New research from the USC Viterbi School of Engineering could be critical to our comprehension of how the aging procedure functions. The discoveries conceivably make ready for better cancer drugs and progressive new medications that could tremendously improve human health in the twilight years.
The work, from Assistant Professor of Chemical Engineering and Materials Science Nick Graham and his group as a team with Scott Fraser, Provost Professor of Biological Sciences and Biomedical Engineering, and Pin Wang, Zohrab A. Kaprielian Fellow in Engineering, was as of late distributed in the Journal of Biological Chemistry.
“To drink from the fountain of youth, you need to make sense of where the fountain of youth is, and comprehend what the fountain of youth is doing,” Graham said. “We’re doing the inverse; we’re attempting to examine the reasons cells age, with the goal that we may almost certainly plan medicines for better aging.”
What makes cells age?
To accomplish this, lead author Alireza Delfarah, a graduate student in the Graham lab, concentrated on senescence, a characteristic procedure wherein cells for all time quit making new cells. This procedure is one of the key reasons for age-related deterioration, showing in diseases, for example, joint inflammation, osteoporosis and coronary disease.
“Senescent cells are viably something contrary to stem cells, which have a boundless potential for self-reestablishment or division,” Delfarah said. “Senescent cells can never isolate again. It’s an irreversible condition of cell cycle arrest.”
The study group found that the aging, senescent cells quit delivering a class of synthetics called nucleotides, which are the building blocks of DNA. When they took young cells and constrained them to quit delivering nucleotides, they ended up senescent, or aged.
“This implies the generation of nucleotides is fundamental to keep cells young,” Delfarah said. “It likewise implies that on the off chance that we could keep cells from losing nucleotide production, the cells may age all the more gradually.”
Alireza Delfarah, Sydney Parrish, Jason A. Junge, Jesse Yang, Frances Seo, Si Li, John Mac, Pin Wang, Scott E. Fraser, Nicholas A. Graham.

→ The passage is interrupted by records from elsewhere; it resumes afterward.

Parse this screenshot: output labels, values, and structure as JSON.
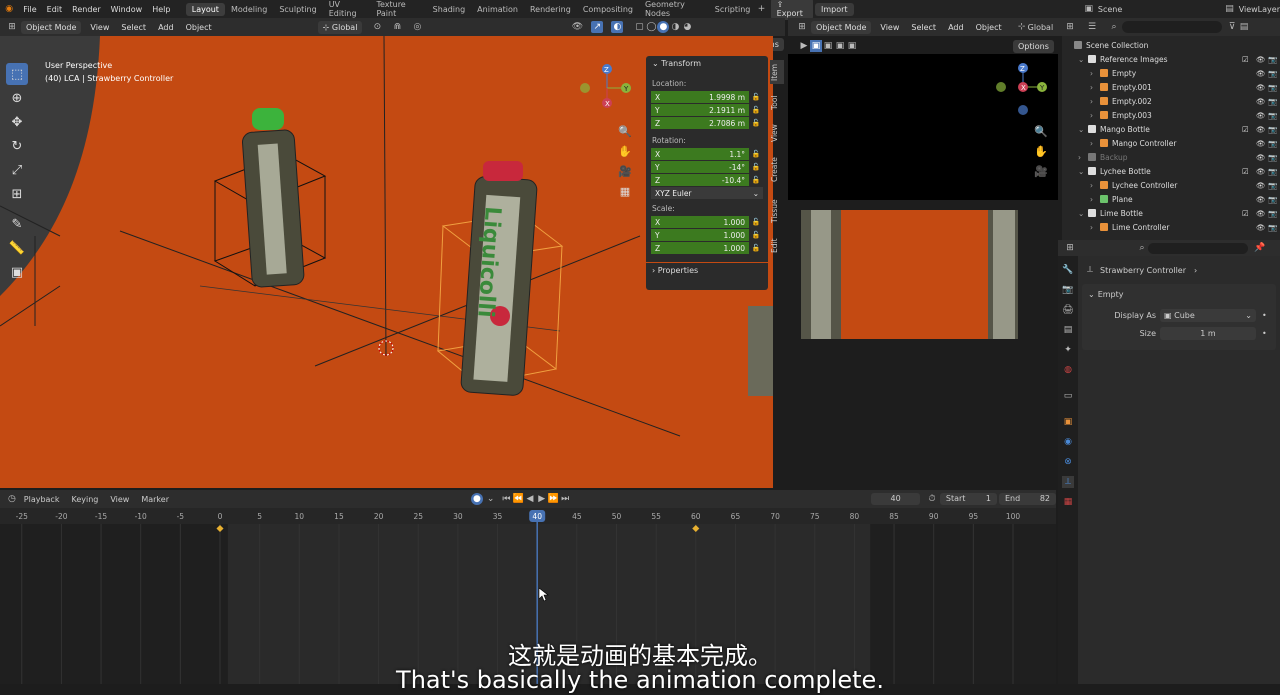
{
  "topbar": {
    "menus": [
      "File",
      "Edit",
      "Render",
      "Window",
      "Help"
    ],
    "workspaces": [
      "Layout",
      "Modeling",
      "Sculpting",
      "UV Editing",
      "Texture Paint",
      "Shading",
      "Animation",
      "Rendering",
      "Compositing",
      "Geometry Nodes",
      "Scripting"
    ],
    "active_workspace": "Layout",
    "export_label": "Export",
    "import_label": "Import",
    "scene": "Scene",
    "viewlayer": "ViewLayer"
  },
  "viewport_header": {
    "mode": "Object Mode",
    "menus": [
      "View",
      "Select",
      "Add",
      "Object"
    ],
    "orientation": "Global",
    "options": "Options"
  },
  "viewport": {
    "perspective": "User Perspective",
    "info": "(40) LCA | Strawberry Controller",
    "bottle_label": "Liquicolli"
  },
  "npanel": {
    "section": "Transform",
    "location_label": "Location:",
    "location": [
      {
        "axis": "X",
        "value": "1.9998 m"
      },
      {
        "axis": "Y",
        "value": "2.1911 m"
      },
      {
        "axis": "Z",
        "value": "2.7086 m"
      }
    ],
    "rotation_label": "Rotation:",
    "rotation": [
      {
        "axis": "X",
        "value": "1.1°"
      },
      {
        "axis": "Y",
        "value": "-14°"
      },
      {
        "axis": "Z",
        "value": "-10.4°"
      }
    ],
    "rotation_mode": "XYZ Euler",
    "scale_label": "Scale:",
    "scale": [
      {
        "axis": "X",
        "value": "1.000"
      },
      {
        "axis": "Y",
        "value": "1.000"
      },
      {
        "axis": "Z",
        "value": "1.000"
      }
    ],
    "properties": "Properties",
    "tabs": [
      "Item",
      "Tool",
      "View",
      "Create",
      "Tissue",
      "Edit"
    ]
  },
  "camera_header": {
    "mode": "Object Mode",
    "menus": [
      "View",
      "Select",
      "Add",
      "Object"
    ],
    "orientation": "Global",
    "options": "Options"
  },
  "outliner": {
    "root": "Scene Collection",
    "rows": [
      {
        "label": "Reference Images",
        "indent": 1,
        "type": "collection"
      },
      {
        "label": "Empty",
        "indent": 2,
        "type": "object"
      },
      {
        "label": "Empty.001",
        "indent": 2,
        "type": "object"
      },
      {
        "label": "Empty.002",
        "indent": 2,
        "type": "object"
      },
      {
        "label": "Empty.003",
        "indent": 2,
        "type": "object"
      },
      {
        "label": "Mango Bottle",
        "indent": 1,
        "type": "collection"
      },
      {
        "label": "Mango Controller",
        "indent": 2,
        "type": "object"
      },
      {
        "label": "Backup",
        "indent": 1,
        "type": "collection-disabled"
      },
      {
        "label": "Lychee Bottle",
        "indent": 1,
        "type": "collection"
      },
      {
        "label": "Lychee Controller",
        "indent": 2,
        "type": "object"
      },
      {
        "label": "Plane",
        "indent": 2,
        "type": "mesh"
      },
      {
        "label": "Lime Bottle",
        "indent": 1,
        "type": "collection"
      },
      {
        "label": "Lime Controller",
        "indent": 2,
        "type": "object"
      }
    ]
  },
  "properties": {
    "object": "Strawberry Controller",
    "section": "Empty",
    "display_as_label": "Display As",
    "display_as_value": "Cube",
    "size_label": "Size",
    "size_value": "1 m"
  },
  "timeline": {
    "menus": [
      "Playback",
      "Keying",
      "View",
      "Marker"
    ],
    "current_frame": "40",
    "start_label": "Start",
    "start": "1",
    "end_label": "End",
    "end": "82",
    "ticks": [
      "-25",
      "-20",
      "-15",
      "-10",
      "-5",
      "0",
      "5",
      "10",
      "15",
      "20",
      "25",
      "30",
      "35",
      "40",
      "45",
      "50",
      "55",
      "60",
      "65",
      "70",
      "75",
      "80",
      "85",
      "90",
      "95",
      "100"
    ],
    "keyframes": [
      0,
      60
    ]
  },
  "subtitles": {
    "zh": "这就是动画的基本完成。",
    "en": "That's basically the animation complete."
  },
  "colors": {
    "accent_blue": "#4772b3",
    "floor_orange": "#c44a12",
    "field_green": "#3c7a1f"
  }
}
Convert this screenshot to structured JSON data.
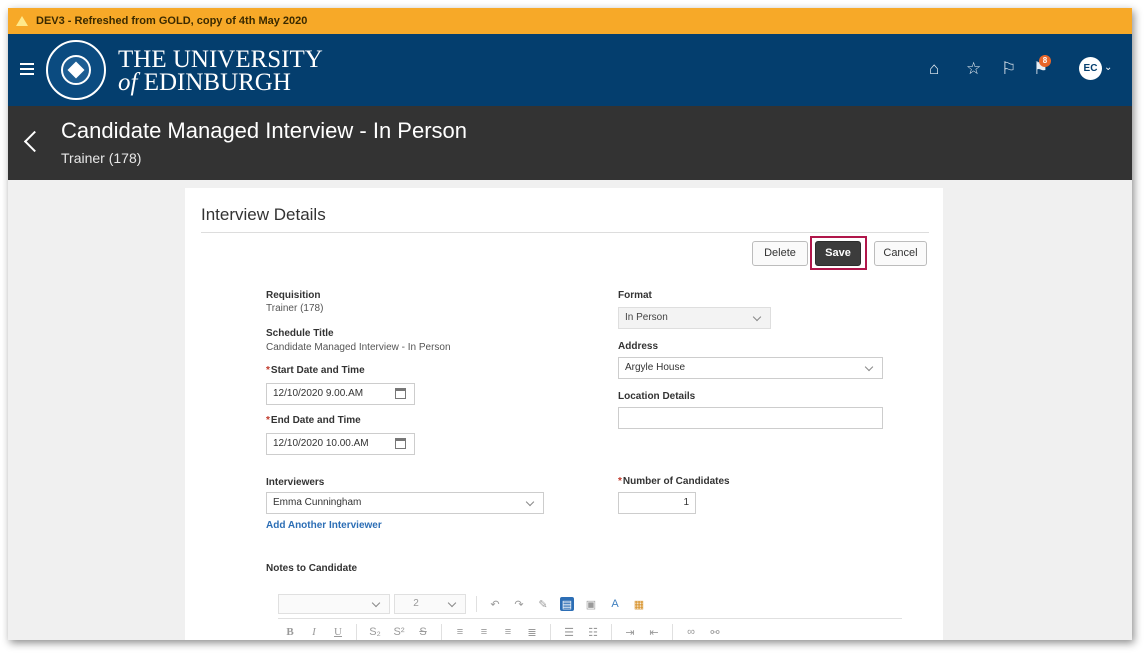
{
  "banner": {
    "text": "DEV3 - Refreshed from GOLD, copy of 4th May 2020"
  },
  "header": {
    "brand_line1": "THE UNIVERSITY",
    "brand_line2_prefix": "of",
    "brand_line2_rest": "EDINBURGH",
    "notification_count": "8",
    "user_initials": "EC",
    "icons": [
      "menu-icon",
      "home-icon",
      "star-icon",
      "flag-icon",
      "notifications-icon",
      "avatar"
    ]
  },
  "titlebar": {
    "title": "Candidate Managed Interview - In Person",
    "subtitle": "Trainer (178)"
  },
  "panel": {
    "title": "Interview Details",
    "buttons": {
      "delete": "Delete",
      "save": "Save",
      "cancel": "Cancel"
    },
    "requisition_label": "Requisition",
    "requisition_value": "Trainer (178)",
    "schedule_title_label": "Schedule Title",
    "schedule_title_value": "Candidate Managed Interview - In Person",
    "start_label": "Start Date and Time",
    "start_value": "12/10/2020 9.00.AM",
    "end_label": "End Date and Time",
    "end_value": "12/10/2020 10.00.AM",
    "format_label": "Format",
    "format_value": "In Person",
    "address_label": "Address",
    "address_value": "Argyle House",
    "location_label": "Location Details",
    "location_value": "",
    "interviewers_label": "Interviewers",
    "interviewer_value": "Emma Cunningham",
    "add_interviewer": "Add Another Interviewer",
    "num_candidates_label": "Number of Candidates",
    "num_candidates_value": "1",
    "notes_label": "Notes to Candidate",
    "editor_font_size": "2"
  },
  "colors": {
    "banner": "#f7a928",
    "header": "#043e6e",
    "titlebar": "#333333",
    "save_highlight": "#b0164a",
    "link": "#2c6eb5"
  }
}
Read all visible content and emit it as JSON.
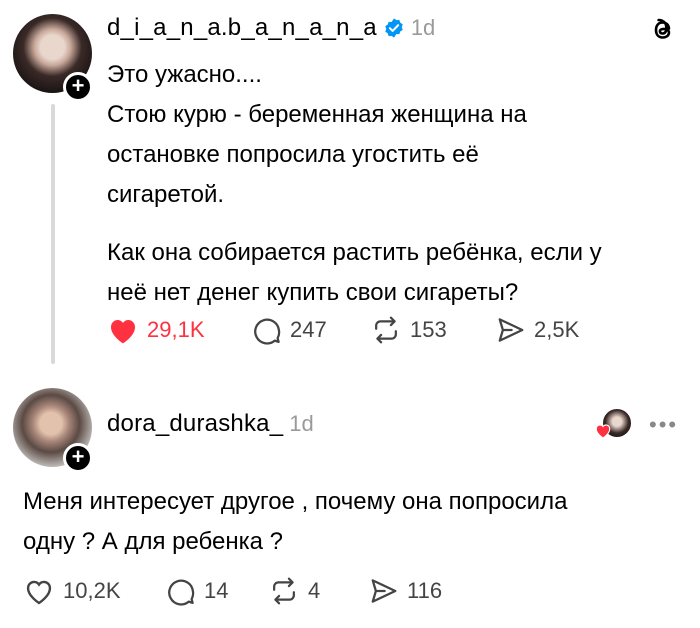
{
  "colors": {
    "like_red": "#ff3040",
    "verified_blue": "#0095f6",
    "muted": "#9a9a9a"
  },
  "post": {
    "username": "d_i_a_n_a.b_a_n_a_n_a",
    "verified": true,
    "time": "1d",
    "text_lines": [
      "Это ужасно....",
      "Стою курю - беременная женщина на",
      "остановке попросила угостить её",
      "сигаретой.",
      "Как она собирается растить ребёнка, если у",
      "неё нет денег купить свои сигареты?"
    ],
    "likes": "29,1K",
    "comments": "247",
    "reposts": "153",
    "shares": "2,5K",
    "liked": true
  },
  "reply": {
    "username": "dora_durashka_",
    "time": "1d",
    "text_lines": [
      "Меня интересует другое , почему она попросила",
      "одну ? А для ребенка ?"
    ],
    "likes": "10,2K",
    "comments": "14",
    "reposts": "4",
    "shares": "116"
  }
}
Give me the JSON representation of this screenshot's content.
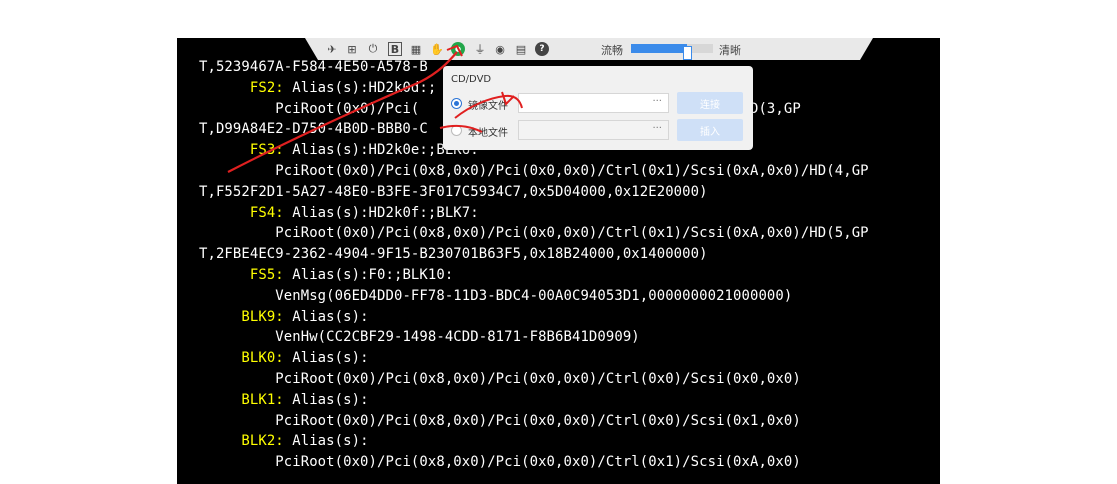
{
  "console": {
    "lines": [
      {
        "text": "T,5239467A-F584-4E50-A578-B",
        "hl": ""
      },
      {
        "indent": "      ",
        "hl": "FS2:",
        "text": " Alias(s):HD2k0d:;"
      },
      {
        "indent": "         ",
        "hl": "",
        "text": "PciRoot(0x0)/Pci(                          si(0xA,0x0)/HD(3,GP"
      },
      {
        "text": "T,D99A84E2-D750-4B0D-BBB0-C",
        "hl": ""
      },
      {
        "indent": "      ",
        "hl": "FS3:",
        "text": " Alias(s):HD2k0e:;BLK6:"
      },
      {
        "indent": "         ",
        "hl": "",
        "text": "PciRoot(0x0)/Pci(0x8,0x0)/Pci(0x0,0x0)/Ctrl(0x1)/Scsi(0xA,0x0)/HD(4,GP"
      },
      {
        "text": "T,F552F2D1-5A27-48E0-B3FE-3F017C5934C7,0x5D04000,0x12E20000)",
        "hl": ""
      },
      {
        "indent": "      ",
        "hl": "FS4:",
        "text": " Alias(s):HD2k0f:;BLK7:"
      },
      {
        "indent": "         ",
        "hl": "",
        "text": "PciRoot(0x0)/Pci(0x8,0x0)/Pci(0x0,0x0)/Ctrl(0x1)/Scsi(0xA,0x0)/HD(5,GP"
      },
      {
        "text": "T,2FBE4EC9-2362-4904-9F15-B230701B63F5,0x18B24000,0x1400000)",
        "hl": ""
      },
      {
        "indent": "      ",
        "hl": "FS5:",
        "text": " Alias(s):F0:;BLK10:"
      },
      {
        "indent": "         ",
        "hl": "",
        "text": "VenMsg(06ED4DD0-FF78-11D3-BDC4-00A0C94053D1,0000000021000000)"
      },
      {
        "indent": "     ",
        "hl": "BLK9:",
        "text": " Alias(s):"
      },
      {
        "indent": "         ",
        "hl": "",
        "text": "VenHw(CC2CBF29-1498-4CDD-8171-F8B6B41D0909)"
      },
      {
        "indent": "     ",
        "hl": "BLK0:",
        "text": " Alias(s):"
      },
      {
        "indent": "         ",
        "hl": "",
        "text": "PciRoot(0x0)/Pci(0x8,0x0)/Pci(0x0,0x0)/Ctrl(0x0)/Scsi(0x0,0x0)"
      },
      {
        "indent": "     ",
        "hl": "BLK1:",
        "text": " Alias(s):"
      },
      {
        "indent": "         ",
        "hl": "",
        "text": "PciRoot(0x0)/Pci(0x8,0x0)/Pci(0x0,0x0)/Ctrl(0x0)/Scsi(0x1,0x0)"
      },
      {
        "indent": "     ",
        "hl": "BLK2:",
        "text": " Alias(s):"
      },
      {
        "indent": "         ",
        "hl": "",
        "text": "PciRoot(0x0)/Pci(0x8,0x0)/Pci(0x0,0x0)/Ctrl(0x1)/Scsi(0xA,0x0)"
      }
    ]
  },
  "toolbar": {
    "icons": [
      "pin-icon",
      "fullscreen-icon",
      "power-icon",
      "b-icon",
      "screenshot-icon",
      "hand-icon",
      "cdrom-icon",
      "usb-icon",
      "record-icon",
      "keyboard-icon",
      "help-icon"
    ],
    "icon_glyphs": [
      "✈",
      "⊞",
      "⏻",
      "B",
      "▦",
      "✋",
      "●",
      "⏚",
      "◉",
      "▤",
      "?"
    ],
    "speed_label": "流畅",
    "clarity_label": "清晰",
    "quality_fraction": 0.68
  },
  "popup": {
    "title": "CD/DVD",
    "image_label": "镜像文件",
    "local_label": "本地文件",
    "image_dots": "···",
    "local_dots": "···",
    "connect_label": "连接",
    "insert_label": "插入"
  },
  "colors": {
    "console_bg": "#000000",
    "console_text": "#ffffff",
    "highlight": "#ffff00",
    "accent": "#2b74d6",
    "annotation": "#e02020"
  }
}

Inhibition of nucleotide synthesis promotes replicative senescence of human mammary epithelial cells. Journal of Biological Chemistry, 2019; 294 (27): 10564 DOI: 10.1074/jbc.RA118.005806